The companies have reached out to regulators in the United States, the European Union, the United Kingdom and China, with concerns that Nvidia could change how Arm licenses its chipmaking technology.
Nvidia pledged that it would not use its control over the company to change how it interacts with other business activities.
Nvidia CEO, (Jensen Huang) Jensen Huang, said at Message To the Financial Times: It can unequivocally state that Nvidia will maintain the open Arm licensing model, and we have no intention of strangling or refusing to supply the Arm to any customer.
Nvidia’s competitors argue that keeping the Arm neutral and not using its technology to gain Nvidia is inconsistent with its $ 40 billion acquisition.
Licensing restrictions may harm companies that benefit from having the ability to license Arm technology.
It is said: Google and Microsoft are working on their own Arm-based chips, while Qualcomm processors are based on the architecture.
Nvidia argued that the acquisition is about pushing AI forward, an area that Nvidia has focused heavily on, from scaling up machine learning with its graphics cards to its work in self-driving cars.
Its low-power Arm technology can help Nvidia spread AI to more places, but it has to figure out what to do with other Arm businesses, especially mobile and laptop chips.
Regulators also appear to be looking closely at the deal to determine whether it gives Nvidia a lot of chipmaking power.
The Federal Trade Commission asked Nvidia and Arm to provide more information, and could speak to other companies that may have relevant information.
Meanwhile, UK and EU officials promised to thoroughly investigate the deal.

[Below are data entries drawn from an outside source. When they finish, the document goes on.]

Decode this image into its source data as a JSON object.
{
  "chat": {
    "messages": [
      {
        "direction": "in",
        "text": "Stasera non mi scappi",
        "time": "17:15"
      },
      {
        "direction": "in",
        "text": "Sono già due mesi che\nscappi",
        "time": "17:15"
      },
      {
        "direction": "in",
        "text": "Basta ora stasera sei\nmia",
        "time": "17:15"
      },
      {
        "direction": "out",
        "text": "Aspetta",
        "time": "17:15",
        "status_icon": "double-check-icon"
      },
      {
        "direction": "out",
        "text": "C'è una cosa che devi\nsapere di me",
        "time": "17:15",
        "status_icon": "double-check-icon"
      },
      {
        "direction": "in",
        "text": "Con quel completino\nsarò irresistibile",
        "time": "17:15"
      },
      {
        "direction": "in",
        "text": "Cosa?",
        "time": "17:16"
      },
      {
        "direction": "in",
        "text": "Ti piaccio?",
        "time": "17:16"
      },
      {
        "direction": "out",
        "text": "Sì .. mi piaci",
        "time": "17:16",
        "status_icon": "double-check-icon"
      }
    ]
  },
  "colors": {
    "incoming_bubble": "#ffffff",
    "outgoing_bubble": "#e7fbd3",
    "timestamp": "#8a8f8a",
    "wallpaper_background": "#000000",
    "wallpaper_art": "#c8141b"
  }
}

And it is very likely that they will hear many objections, not only from Google, Microsoft and Qualcomm, but from others in the chip industry who are concerned about the impact of an open license agreement with Arm with the merger.
These firms have experience with regulators and anti-competitive behavior.
Qualcomm has had to pay fines in the hundreds of millions and sometimes billions of dollars to authorities in China, South Korea and the European Union due to its anti-competitive licensing policies.
Microsoft had a big monopoly case in the 1990s, as it pushed against the United States government.
Recently, Google has been the focus of growing antitrust sentiment in the United States and the European Union.